Question: What is the "Grain" of paper?

Answer: Paper is made up of many different types of fibers: wood, rag, plant, cloth, pulp. As the paper is made, a combination of fibers, pulp, chemicals, and water, flow through the paper making machine. The fibers align themselves with this flow. This direction or predominant orientation of the paper fibers, parallel to the flow on the paper making machine, is what makes up the grain direction of paper.


Question: What is the "Caliper" of paper?

Answer: Caliper is the thickness of a single sheet of paper measured with a tool called a micrometer. The measurement is expressed in thousandths (1/1000) of an inch.


Question: What is the "M-Weight" of paper?

Answer: M-weight (the M standing for the Roman numeral 1000) is the weight of 1000 sheets of a particular grade of paper, cut to a particular size.


Question: What is the "Basis Weight" of paper?

Answer: The paper industry has categorized paper into basically seven categories. These seven categories, with their seven basic established sizes, represent the foundation upon which all paper is related, one grade to the next. The seven categories are as follows: Book, Bond & Writing, Cover, Postcard & Bristol, Printing Bristol, Index, and Tag. The basis weight is the weight of 500 sheets (a ream) of paper in the basic size for that grade. An example would be 500 sheets of sub. 80 cover paper in its basis size of 20 x 26, would weigh 80 lbs.


Question: What is the "Opacity" of paper?

Answer: Opacity is the ability of paper to prevent print from showing through on the unprinted side. Usually the lower the basis weight, the lower the opacity, the more print shows through.


Question: What influences the smoothness of paper, and how is the smoothness measured?

Answer: The smoothness of paper is partially determined by the type of fibers used in making the paper. Generally, the shorter the fibers are, the more level or smoother the paper is. Other considerations for making paper smooth include the way the paper is made on the machine, the amount of other products in the paper such as fillers, and the degree to which the sheet is pressed between steel rolls at the end of the paper making process, also known as calendering.

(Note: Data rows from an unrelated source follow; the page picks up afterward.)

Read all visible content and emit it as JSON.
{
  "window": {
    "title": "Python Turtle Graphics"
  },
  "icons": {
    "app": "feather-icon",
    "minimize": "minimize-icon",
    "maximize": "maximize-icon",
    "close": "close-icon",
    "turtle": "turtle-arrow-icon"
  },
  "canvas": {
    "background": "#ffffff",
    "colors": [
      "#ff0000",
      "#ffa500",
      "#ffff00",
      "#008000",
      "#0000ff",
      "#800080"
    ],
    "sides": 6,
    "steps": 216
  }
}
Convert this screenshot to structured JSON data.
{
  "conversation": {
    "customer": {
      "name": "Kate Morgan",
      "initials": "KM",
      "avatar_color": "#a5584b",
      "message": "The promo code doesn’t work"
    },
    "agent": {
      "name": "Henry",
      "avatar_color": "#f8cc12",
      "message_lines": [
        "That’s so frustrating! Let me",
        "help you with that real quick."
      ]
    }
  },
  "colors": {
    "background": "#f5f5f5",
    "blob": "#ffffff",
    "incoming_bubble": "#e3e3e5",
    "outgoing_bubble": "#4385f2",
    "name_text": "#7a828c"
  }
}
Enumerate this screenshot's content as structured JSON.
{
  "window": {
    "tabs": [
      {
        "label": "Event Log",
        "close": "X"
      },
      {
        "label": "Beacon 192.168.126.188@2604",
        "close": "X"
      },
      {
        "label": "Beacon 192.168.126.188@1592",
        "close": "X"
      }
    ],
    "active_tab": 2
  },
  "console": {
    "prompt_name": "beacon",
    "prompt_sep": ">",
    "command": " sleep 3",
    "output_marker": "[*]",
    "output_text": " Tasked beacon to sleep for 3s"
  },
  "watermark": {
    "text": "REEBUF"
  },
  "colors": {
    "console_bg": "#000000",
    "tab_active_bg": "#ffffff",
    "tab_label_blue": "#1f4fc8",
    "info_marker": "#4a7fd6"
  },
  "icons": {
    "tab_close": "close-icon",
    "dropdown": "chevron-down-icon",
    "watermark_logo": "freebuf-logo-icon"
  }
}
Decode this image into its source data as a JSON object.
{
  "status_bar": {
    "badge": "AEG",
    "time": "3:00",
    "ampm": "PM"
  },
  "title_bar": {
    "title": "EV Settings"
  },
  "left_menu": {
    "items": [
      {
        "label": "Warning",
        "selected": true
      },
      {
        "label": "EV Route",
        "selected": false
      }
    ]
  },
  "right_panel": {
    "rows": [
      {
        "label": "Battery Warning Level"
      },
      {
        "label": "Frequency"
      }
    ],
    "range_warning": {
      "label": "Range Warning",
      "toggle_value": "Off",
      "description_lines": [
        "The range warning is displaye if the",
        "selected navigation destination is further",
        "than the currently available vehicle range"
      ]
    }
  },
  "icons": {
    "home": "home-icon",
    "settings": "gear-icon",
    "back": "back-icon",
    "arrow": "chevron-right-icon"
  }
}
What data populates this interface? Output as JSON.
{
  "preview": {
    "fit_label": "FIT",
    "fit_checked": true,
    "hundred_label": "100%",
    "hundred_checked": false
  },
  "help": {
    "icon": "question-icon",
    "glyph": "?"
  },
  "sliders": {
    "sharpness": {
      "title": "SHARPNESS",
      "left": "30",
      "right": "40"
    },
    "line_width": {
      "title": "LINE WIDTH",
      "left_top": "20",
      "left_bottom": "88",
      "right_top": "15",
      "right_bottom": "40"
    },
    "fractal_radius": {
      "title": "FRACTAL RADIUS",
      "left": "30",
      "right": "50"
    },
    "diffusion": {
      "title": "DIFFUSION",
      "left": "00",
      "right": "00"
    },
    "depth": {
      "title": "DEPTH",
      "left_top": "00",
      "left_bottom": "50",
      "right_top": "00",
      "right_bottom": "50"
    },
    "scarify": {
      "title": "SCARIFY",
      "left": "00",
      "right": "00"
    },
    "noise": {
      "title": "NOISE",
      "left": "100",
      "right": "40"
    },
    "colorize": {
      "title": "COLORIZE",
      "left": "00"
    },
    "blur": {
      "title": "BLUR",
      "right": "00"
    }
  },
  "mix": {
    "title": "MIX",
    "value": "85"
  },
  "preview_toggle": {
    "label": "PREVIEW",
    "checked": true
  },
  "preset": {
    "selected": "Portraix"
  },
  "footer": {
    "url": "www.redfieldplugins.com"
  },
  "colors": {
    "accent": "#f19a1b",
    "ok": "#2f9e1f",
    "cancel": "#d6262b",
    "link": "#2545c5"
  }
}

The types of coatings and additional calendering, or supercalendering, also add significantly to the smoothness of the paper. The most common method by which to measure smoothness is through an air-leak tester. The smoothness tester machines measure the rate of air flow between a gauge or test plate and the paper surface.